----- Data section -----
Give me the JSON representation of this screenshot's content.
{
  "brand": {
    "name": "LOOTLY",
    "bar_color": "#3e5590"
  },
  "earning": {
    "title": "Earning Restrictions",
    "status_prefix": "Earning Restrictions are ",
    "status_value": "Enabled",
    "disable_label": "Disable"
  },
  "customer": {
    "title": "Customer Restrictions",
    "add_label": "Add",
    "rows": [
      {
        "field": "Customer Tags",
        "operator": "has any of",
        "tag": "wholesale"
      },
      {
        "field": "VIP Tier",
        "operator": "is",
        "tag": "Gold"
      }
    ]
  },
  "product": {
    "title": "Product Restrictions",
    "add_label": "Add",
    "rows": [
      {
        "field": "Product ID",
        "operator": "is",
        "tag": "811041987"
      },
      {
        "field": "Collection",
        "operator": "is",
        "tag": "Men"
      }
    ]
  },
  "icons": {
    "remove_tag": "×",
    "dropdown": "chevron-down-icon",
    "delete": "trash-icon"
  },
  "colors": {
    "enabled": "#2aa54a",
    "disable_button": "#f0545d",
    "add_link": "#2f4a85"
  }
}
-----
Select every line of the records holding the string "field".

Answer section:
        "field": "Customer Tags",
        "field": "VIP Tier",
        "field": "Product ID",
        "field": "Collection",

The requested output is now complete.